Although reporting likely exaggerated the degree of ordnance-stock depletion during Libya, the large number of sorties that smaller countries such as Denmark undertook will shift the burden onto larger air forces, such as the United States, U.K., and France. Mitigating that, fortunately, would be presumed Turkish participation in a Syrian air campaign, bringing to bear the world’s third-largest F-16 operator. That said, given the potential susceptibility of Turkish aircraft to insufficiently degraded Syrian IADS, the burden they can bear in initial strikes is unclear. While Turkey has a clear stake in Syria, the political will for participating in another aerial campaign is also questionable.
While European countries, especially France, were enthusiastic about intervention in Libya, for Syria there seems no comparable fervor. Even under the aegis of a NATO operation, it is unlikely Germany—sadly, given its advanced SEAD capabilities—would participate, and other countries, such as Britain, France, and Italy, may not be as forthcoming with their aerial support. Yet the Phase 1 of any air campaign in Syria—the reduction of its IADS—is likely to be a massive undertaking, significantly larger in scale than Libya, and in some ways more sophisticated in its technical challenges than the campaign in Kosovo.
Important questions remain, however. The ability of Phase 1 SEAD operations to clear the way for a broader campaign targeting the regime, enforcement of a “safe zone” against concentrated Syrian regime forces, or both, is partially dependent on the response of Syrian forces to initial SEAD efforts. In Libya, the regime had little in the way of mobile or semi-mobile SAMs, and even less cohesion or preparation for doing so. However, despite the inability of Libyans to respond to Odyssey Dawn’s overwhelming force, the will of the Libyan armed forces to resist remained unbroken.
Were Syria to judiciously disperse and delay use of its IADS, as Serbia did in 1999, it would severely limit Allied freedom of action.
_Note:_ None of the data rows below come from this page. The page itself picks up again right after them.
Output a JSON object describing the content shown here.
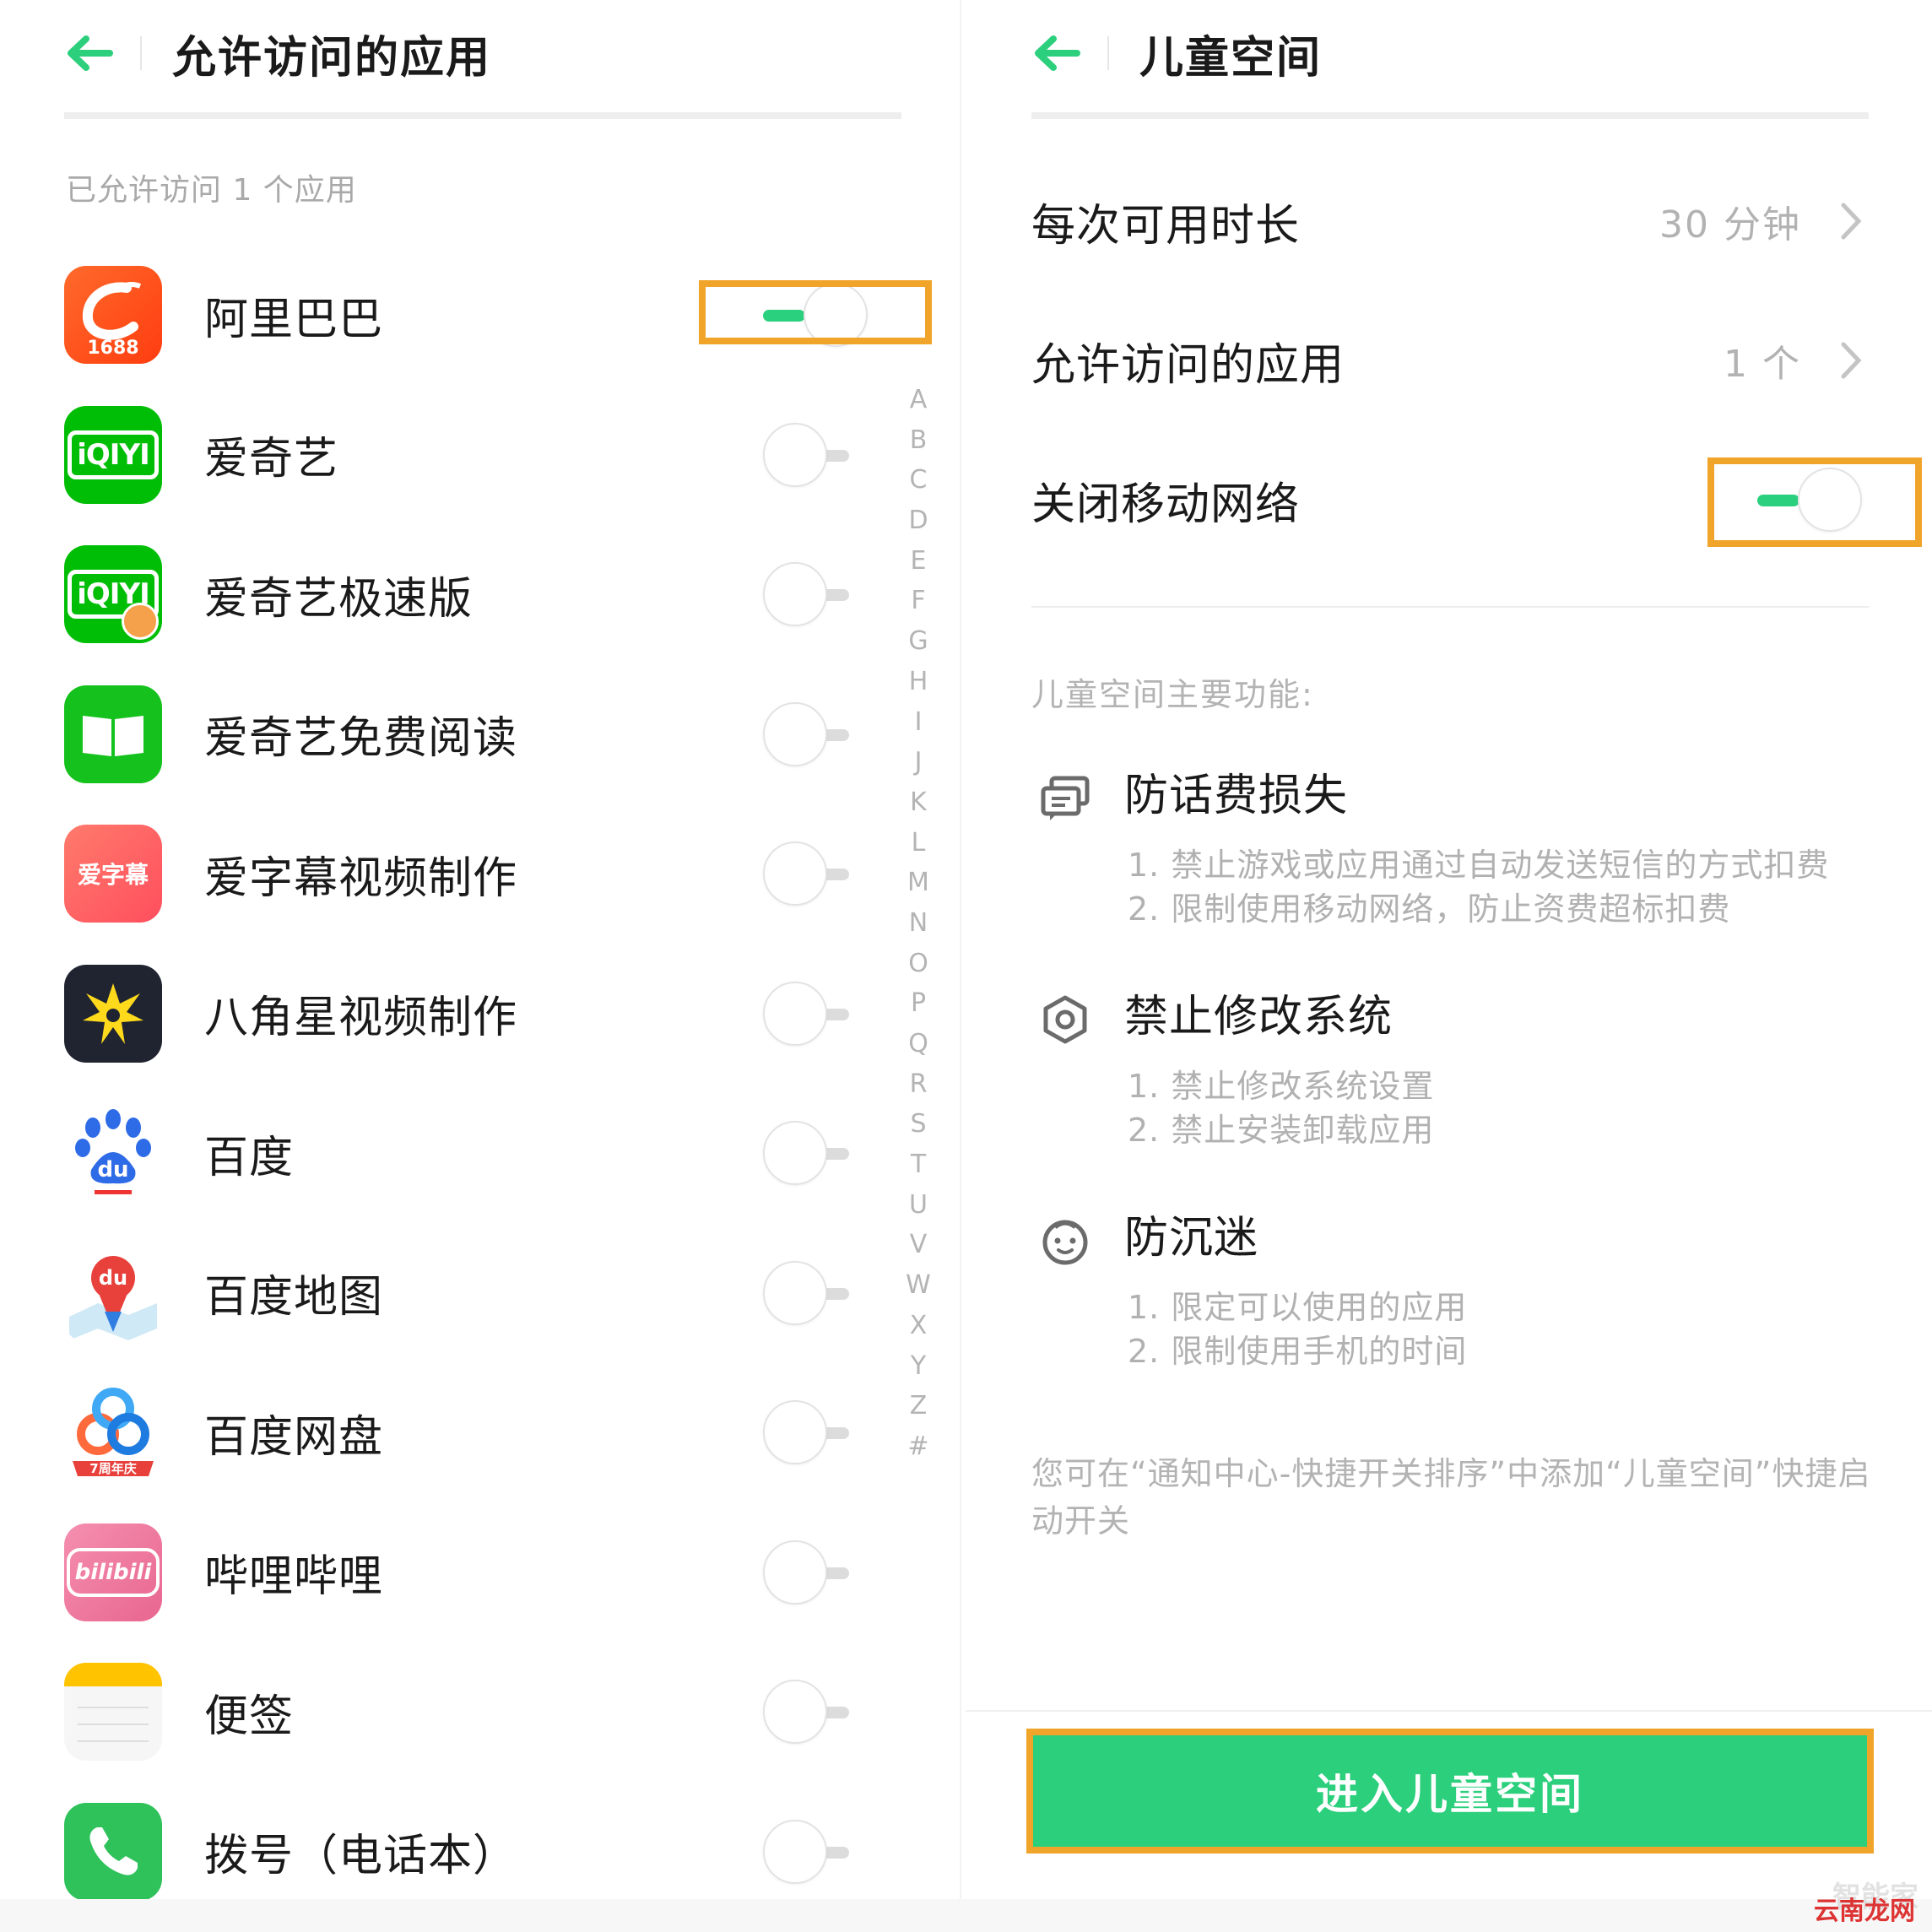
{
  "left": {
    "title": "允许访问的应用",
    "subtitle": "已允许访问 1 个应用",
    "apps": [
      {
        "name": "阿里巴巴",
        "icon": "alibaba-1688-icon",
        "icon_text": "1688",
        "enabled": true
      },
      {
        "name": "爱奇艺",
        "icon": "iqiyi-icon",
        "icon_text": "iQIYI",
        "enabled": false
      },
      {
        "name": "爱奇艺极速版",
        "icon": "iqiyi-lite-icon",
        "icon_text": "iQIYI",
        "enabled": false
      },
      {
        "name": "爱奇艺免费阅读",
        "icon": "iqiyi-reader-icon",
        "icon_text": "",
        "enabled": false
      },
      {
        "name": "爱字幕视频制作",
        "icon": "aizimu-icon",
        "icon_text": "爱字幕",
        "enabled": false
      },
      {
        "name": "八角星视频制作",
        "icon": "bajiaoxing-icon",
        "icon_text": "",
        "enabled": false
      },
      {
        "name": "百度",
        "icon": "baidu-icon",
        "icon_text": "du",
        "enabled": false
      },
      {
        "name": "百度地图",
        "icon": "baidu-map-icon",
        "icon_text": "du",
        "enabled": false
      },
      {
        "name": "百度网盘",
        "icon": "baidu-netdisk-icon",
        "icon_text": "7周年庆",
        "enabled": false
      },
      {
        "name": "哔哩哔哩",
        "icon": "bilibili-icon",
        "icon_text": "bilibili",
        "enabled": false
      },
      {
        "name": "便签",
        "icon": "notes-icon",
        "icon_text": "",
        "enabled": false
      },
      {
        "name": "拨号（电话本）",
        "icon": "phone-icon",
        "icon_text": "",
        "enabled": false
      }
    ],
    "index_letters": [
      "A",
      "B",
      "C",
      "D",
      "E",
      "F",
      "G",
      "H",
      "I",
      "J",
      "K",
      "L",
      "M",
      "N",
      "O",
      "P",
      "Q",
      "R",
      "S",
      "T",
      "U",
      "V",
      "W",
      "X",
      "Y",
      "Z",
      "#"
    ]
  },
  "right": {
    "title": "儿童空间",
    "settings": [
      {
        "label": "每次可用时长",
        "value": "30 分钟"
      },
      {
        "label": "允许访问的应用",
        "value": "1 个"
      }
    ],
    "network_toggle": {
      "label": "关闭移动网络",
      "enabled": true
    },
    "features_heading": "儿童空间主要功能:",
    "features": [
      {
        "icon": "message-card-icon",
        "title": "防话费损失",
        "lines": [
          "1. 禁止游戏或应用通过自动发送短信的方式扣费",
          "2. 限制使用移动网络，防止资费超标扣费"
        ]
      },
      {
        "icon": "settings-gear-icon",
        "title": "禁止修改系统",
        "lines": [
          "1. 禁止修改系统设置",
          "2. 禁止安装卸载应用"
        ]
      },
      {
        "icon": "child-face-icon",
        "title": "防沉迷",
        "lines": [
          "1. 限定可以使用的应用",
          "2. 限制使用手机的时间"
        ]
      }
    ],
    "note": "您可在“通知中心-快捷开关排序”中添加“儿童空间”快捷启动开关",
    "enter_button": "进入儿童空间"
  },
  "colors": {
    "accent": "#2bcf7c",
    "highlight": "#f0a42a",
    "muted_text": "#b3b3b3"
  },
  "watermark": "智能家",
  "watermark2": "云南龙网"
}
A persistent, dispersed, and mobile Syrian IADS capability would significantly complicate Allied attempts to enforce a no-fly zone, safe zone, or conduct other strikes against the regime. The threat of hidden or elusive SAMs would lower the rate of follow-on strike sorties and likely significantly increase the cost and potential casualties for the intervening force.
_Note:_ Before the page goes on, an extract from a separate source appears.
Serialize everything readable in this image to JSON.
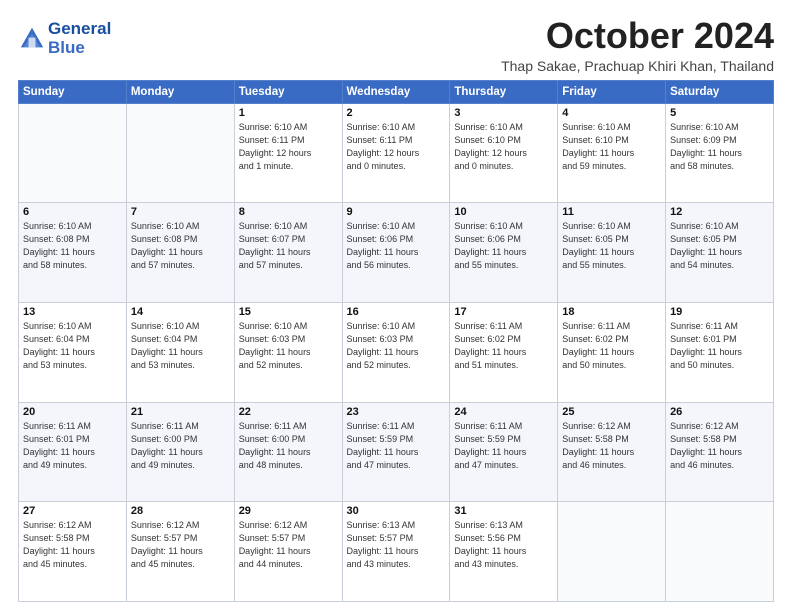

Several commentators, noting the efficacy of unmanned aerial vehicle (UAV) strikes in U.S. counterterrorism, have suggested using them in lieu of a broader campaign, but past campaigns demonstrate SEAD’s essential role. While UAVs are nigh invulnerable against insurgent groups without antiaircraft weapons, against well-equipped government, this omnipotence evaporates. In 1999, the U.S. Air Force sent five MQ-1 Predators to Serbia, which shot three down. A fourth crashed. In Libya, Predator strikes only began in April, after SEAD operations. Because combat UAVs are more vulnerable to hostile attack than manned aircraft, SEAD is a vital prerequisite.
While Syria is hardly invincible, Haggerty’s analysis is a stark reminder of the requirements simply for clearing the way for any kind of military campaign. The United States and its allies make unfettered access to aerial battlespace an integral part of their military operations. Given the cost of fighting without assured IADS suppression and air superiority, they will need to spare no expense in resourcing and prosecuting a comprehensive SEAD campaign over Syria. Though not insurmountable, a sober reading of the military challenges and resources available to meet them suggest that a Syrian air campaign—if it is to be painless—will not come cheaply.